This is a first design for the instruction set. In the final computer, the instruction set could be changed any moment by putting a new microcode in the Flash microstore.
This instruction set borrows from the 68000, PDP-11 and SPARC !
Here are the registers:
The register set R0 - R7 has general registers, they can be used as data or address registers, comparable to the registers in the PDP-11, but in this case the registers can also contain 32 bit data. They are located in memory. There can be many of these register sets, and the WP register points to the current register set. A called function does not have to push registers, it simply changes WP to get a fresh set of registers.
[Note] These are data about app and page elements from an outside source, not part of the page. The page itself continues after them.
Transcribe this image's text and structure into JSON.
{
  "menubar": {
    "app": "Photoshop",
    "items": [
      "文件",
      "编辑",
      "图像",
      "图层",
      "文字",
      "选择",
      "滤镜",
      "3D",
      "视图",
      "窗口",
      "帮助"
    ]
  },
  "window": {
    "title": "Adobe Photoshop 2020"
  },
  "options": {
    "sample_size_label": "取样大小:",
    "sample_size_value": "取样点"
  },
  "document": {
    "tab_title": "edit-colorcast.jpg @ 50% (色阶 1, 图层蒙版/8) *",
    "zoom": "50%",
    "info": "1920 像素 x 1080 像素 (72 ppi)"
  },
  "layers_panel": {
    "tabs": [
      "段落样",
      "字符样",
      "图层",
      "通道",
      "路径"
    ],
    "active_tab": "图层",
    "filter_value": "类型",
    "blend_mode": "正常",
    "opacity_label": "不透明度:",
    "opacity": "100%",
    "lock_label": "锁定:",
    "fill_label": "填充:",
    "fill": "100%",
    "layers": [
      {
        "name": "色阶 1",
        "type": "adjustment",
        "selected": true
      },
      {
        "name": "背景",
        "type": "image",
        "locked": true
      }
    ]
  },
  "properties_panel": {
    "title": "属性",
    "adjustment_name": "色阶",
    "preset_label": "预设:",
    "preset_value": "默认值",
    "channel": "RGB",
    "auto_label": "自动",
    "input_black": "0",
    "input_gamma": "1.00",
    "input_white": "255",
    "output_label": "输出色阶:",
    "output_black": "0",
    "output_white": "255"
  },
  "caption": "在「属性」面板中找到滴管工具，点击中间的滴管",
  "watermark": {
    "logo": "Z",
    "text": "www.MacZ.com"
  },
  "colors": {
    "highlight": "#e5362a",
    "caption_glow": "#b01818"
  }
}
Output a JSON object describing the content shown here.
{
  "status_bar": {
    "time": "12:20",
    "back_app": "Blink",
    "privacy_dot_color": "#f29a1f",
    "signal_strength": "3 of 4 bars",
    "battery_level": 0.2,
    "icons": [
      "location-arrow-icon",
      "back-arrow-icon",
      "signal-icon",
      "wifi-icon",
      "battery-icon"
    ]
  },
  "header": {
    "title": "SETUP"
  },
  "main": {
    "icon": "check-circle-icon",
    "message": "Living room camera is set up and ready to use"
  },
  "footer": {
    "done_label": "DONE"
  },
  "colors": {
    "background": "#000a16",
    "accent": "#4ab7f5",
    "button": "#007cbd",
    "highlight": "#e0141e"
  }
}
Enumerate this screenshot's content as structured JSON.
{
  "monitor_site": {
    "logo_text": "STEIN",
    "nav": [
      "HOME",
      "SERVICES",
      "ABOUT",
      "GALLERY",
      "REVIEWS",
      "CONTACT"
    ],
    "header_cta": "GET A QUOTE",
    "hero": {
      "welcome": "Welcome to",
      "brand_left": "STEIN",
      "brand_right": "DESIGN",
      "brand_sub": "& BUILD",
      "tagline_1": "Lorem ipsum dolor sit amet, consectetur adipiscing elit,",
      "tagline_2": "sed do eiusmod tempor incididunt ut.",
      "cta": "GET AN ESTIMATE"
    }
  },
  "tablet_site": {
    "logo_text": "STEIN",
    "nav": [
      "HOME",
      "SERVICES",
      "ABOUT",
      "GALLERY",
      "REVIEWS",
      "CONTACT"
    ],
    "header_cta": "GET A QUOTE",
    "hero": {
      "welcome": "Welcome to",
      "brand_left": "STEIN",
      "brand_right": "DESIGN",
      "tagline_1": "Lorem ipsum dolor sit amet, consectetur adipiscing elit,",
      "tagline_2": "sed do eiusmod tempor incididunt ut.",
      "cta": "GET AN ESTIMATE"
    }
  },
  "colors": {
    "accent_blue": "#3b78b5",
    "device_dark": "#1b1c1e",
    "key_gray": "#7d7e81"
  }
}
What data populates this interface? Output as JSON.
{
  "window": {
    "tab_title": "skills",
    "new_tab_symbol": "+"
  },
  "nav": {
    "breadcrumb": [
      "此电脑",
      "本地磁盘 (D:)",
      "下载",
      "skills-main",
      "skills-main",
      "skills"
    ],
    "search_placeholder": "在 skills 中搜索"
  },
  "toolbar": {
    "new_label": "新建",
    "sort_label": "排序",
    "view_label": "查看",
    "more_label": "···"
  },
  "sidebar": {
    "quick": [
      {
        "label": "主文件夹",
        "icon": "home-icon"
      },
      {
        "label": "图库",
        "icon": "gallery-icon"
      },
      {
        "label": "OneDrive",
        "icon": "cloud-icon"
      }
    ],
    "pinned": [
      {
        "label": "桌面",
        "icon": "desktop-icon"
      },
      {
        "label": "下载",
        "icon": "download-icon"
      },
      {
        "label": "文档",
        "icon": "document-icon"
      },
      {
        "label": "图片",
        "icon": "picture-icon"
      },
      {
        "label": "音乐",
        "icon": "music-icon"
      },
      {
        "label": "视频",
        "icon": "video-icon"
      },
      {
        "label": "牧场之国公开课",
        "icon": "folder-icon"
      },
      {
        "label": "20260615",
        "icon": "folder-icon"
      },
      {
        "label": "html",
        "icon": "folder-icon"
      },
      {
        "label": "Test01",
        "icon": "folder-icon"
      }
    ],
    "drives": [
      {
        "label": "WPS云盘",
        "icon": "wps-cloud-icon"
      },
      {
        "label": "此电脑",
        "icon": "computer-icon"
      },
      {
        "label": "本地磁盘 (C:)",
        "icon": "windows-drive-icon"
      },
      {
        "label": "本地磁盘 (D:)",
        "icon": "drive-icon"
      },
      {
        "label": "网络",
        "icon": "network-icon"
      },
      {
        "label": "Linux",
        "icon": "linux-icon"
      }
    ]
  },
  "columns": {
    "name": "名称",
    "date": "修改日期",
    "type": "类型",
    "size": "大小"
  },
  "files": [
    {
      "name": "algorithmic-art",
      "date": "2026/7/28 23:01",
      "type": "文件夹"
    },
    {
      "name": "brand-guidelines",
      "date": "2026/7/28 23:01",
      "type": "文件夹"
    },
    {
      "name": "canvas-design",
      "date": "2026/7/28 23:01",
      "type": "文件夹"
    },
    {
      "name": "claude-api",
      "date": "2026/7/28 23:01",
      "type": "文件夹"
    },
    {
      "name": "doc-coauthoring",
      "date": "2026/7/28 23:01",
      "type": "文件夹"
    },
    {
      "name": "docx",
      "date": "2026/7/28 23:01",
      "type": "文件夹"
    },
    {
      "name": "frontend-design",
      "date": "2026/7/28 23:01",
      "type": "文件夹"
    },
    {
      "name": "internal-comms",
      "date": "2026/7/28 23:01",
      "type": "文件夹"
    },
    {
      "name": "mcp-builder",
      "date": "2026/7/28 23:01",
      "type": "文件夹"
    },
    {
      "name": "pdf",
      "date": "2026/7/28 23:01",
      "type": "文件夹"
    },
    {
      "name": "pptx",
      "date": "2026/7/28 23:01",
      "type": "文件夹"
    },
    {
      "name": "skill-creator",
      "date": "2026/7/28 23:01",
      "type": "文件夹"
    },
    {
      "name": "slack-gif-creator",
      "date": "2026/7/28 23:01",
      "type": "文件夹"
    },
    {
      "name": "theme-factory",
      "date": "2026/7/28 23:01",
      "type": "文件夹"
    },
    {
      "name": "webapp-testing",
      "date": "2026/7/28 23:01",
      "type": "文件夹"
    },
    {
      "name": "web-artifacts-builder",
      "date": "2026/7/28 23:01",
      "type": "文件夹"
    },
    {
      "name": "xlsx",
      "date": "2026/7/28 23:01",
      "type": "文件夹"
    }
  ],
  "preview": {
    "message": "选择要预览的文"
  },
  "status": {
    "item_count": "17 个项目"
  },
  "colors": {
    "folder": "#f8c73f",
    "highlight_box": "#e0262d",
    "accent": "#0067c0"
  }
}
The registers A0 - A7 are global address registers, located at a fixed position in memory. Each of these registers can point to a structure (of 8 words max). The elements of such a structure can be read or written with a single instruction.
All instructions are 16 bit, as follows:
And the overview of instructions:
A few remarks:
- All addressing is within 32KWords, except for the "MOV far" instructions that address the full 1 MByte.
- CALLS, JUMPs and RET are within 32KWord for word size, and use full 1 MByte destination for long size.
- On this level, there are no flags. Conditionals are done with compare-and-skip instructions. The skipped instruction can of course be a branch (with 7 bit value). Skipped instructions should not have immediate values following them, of course.
- Branches forward have the upper 8 bits zero, and branches backward have the upper 8 bits ones. A branch is done by simply adding the 16-bit instruction to the PC.
- Return instructions include a function-return value (an 8-bit immediate or any other value).
- Moving an immediate value to memory or adding a register directly to memory is supported. For 4-bit values, this moving is a single 16 bit instruction that includes the 4-bit value.
- The "indexed" addressing mode will add two registers to calculate a source or destination address, then do the requested operation, all in a single 16 bit instruction.
- In byte-size mode, The (R) or (R+) addressing modes access bytes in the lower or upper half of a memory word (depending on the lowest address bit), to access arrays of bytes.
- There are no memory-to-memory instructions (as in the 68000 and PDP-11). These might be emulated by letting the assembler generate two instructions.
It is expected that the "pointer + displacement" address mode will be used a lot. Note that the displacement is OR-ed to the address, so the address needs to be proper aligned. The following picture illustrates this addressing method
This is a rather ambitious instruction set. Perhaps it will be simplified if it is too much work to implement.
I am open to suggestions !
PS Several decoding details changed today (20190629).